## [Try it]
Copy each line below that includes "SERVICES".

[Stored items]
+++++

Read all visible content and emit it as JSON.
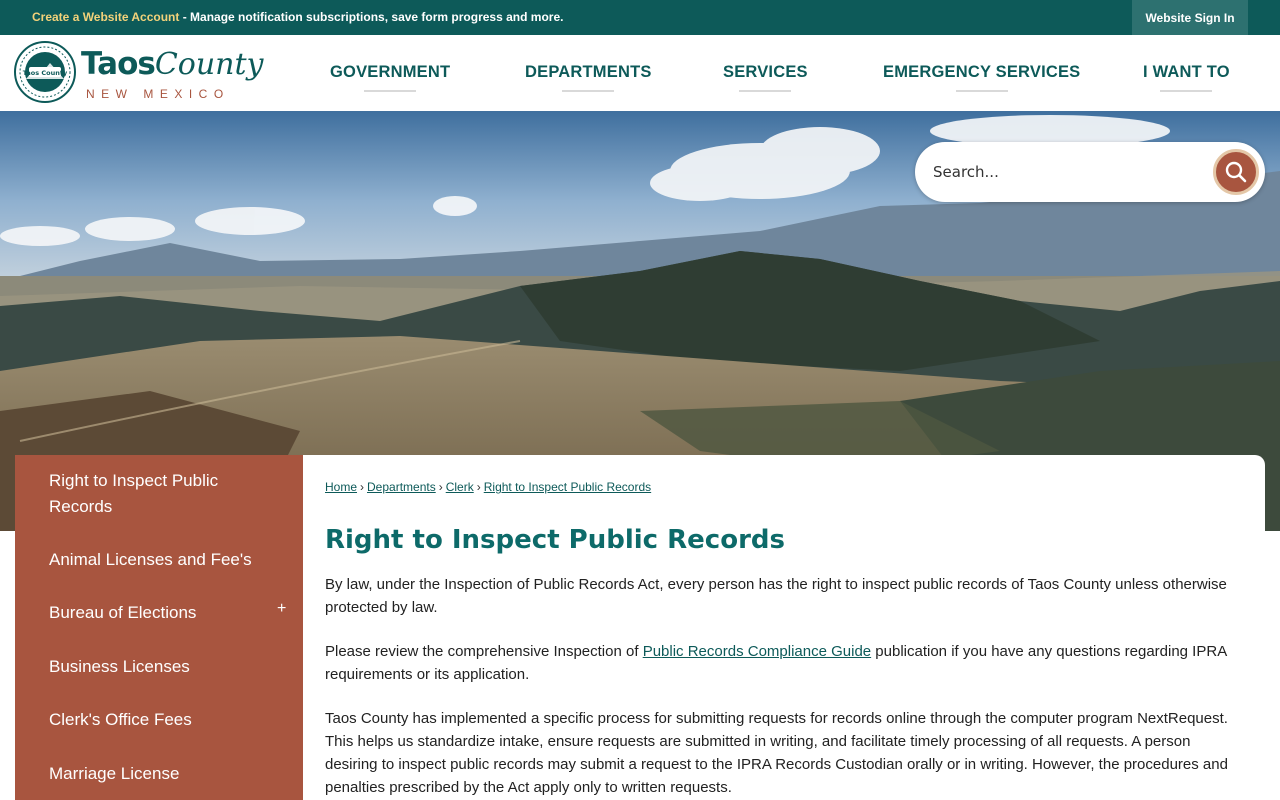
{
  "topbar": {
    "create_link": "Create a Website Account",
    "message": " - Manage notification subscriptions, save form progress and more.",
    "signin": "Website Sign In"
  },
  "logo": {
    "seal_text": "Taos County",
    "word_taos": "Taos",
    "word_county": "County",
    "sub": "NEW MEXICO"
  },
  "nav": [
    {
      "label": "GOVERNMENT"
    },
    {
      "label": "DEPARTMENTS"
    },
    {
      "label": "SERVICES"
    },
    {
      "label": "EMERGENCY SERVICES"
    },
    {
      "label": "I WANT TO"
    }
  ],
  "search": {
    "placeholder": "Search..."
  },
  "sidebar": {
    "items": [
      {
        "label": "Right to Inspect Public Records"
      },
      {
        "label": "Animal Licenses and Fee's"
      },
      {
        "label": "Bureau of Elections"
      },
      {
        "label": "Business Licenses"
      },
      {
        "label": "Clerk's Office Fees"
      },
      {
        "label": "Marriage License"
      }
    ],
    "expand": "+"
  },
  "breadcrumb": {
    "items": [
      "Home",
      "Departments",
      "Clerk",
      "Right to Inspect Public Records"
    ],
    "separator": "›"
  },
  "page": {
    "title": "Right to Inspect Public Records",
    "p1": "By law, under the Inspection of Public Records Act, every person has the right to inspect public records of Taos County unless otherwise protected by law.",
    "p2_before": "Please review the comprehensive Inspection of ",
    "p2_link": "Public Records Compliance Guide",
    "p2_after": " publication if you have any questions regarding IPRA requirements or its application.",
    "p3": "Taos County has implemented a specific process for submitting requests for records online through the computer program NextRequest. This helps us standardize intake, ensure requests are submitted in writing, and facilitate timely processing of all requests. A person desiring to inspect public records may submit a request to the IPRA Records Custodian orally or in writing. However, the procedures and penalties prescribed by the Act apply only to written requests."
  },
  "colors": {
    "teal": "#0d5a59",
    "rust": "#a8553f",
    "gold": "#f2d27a"
  }
}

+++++

## [Output]
      "label": "SERVICES"
      "label": "EMERGENCY SERVICES"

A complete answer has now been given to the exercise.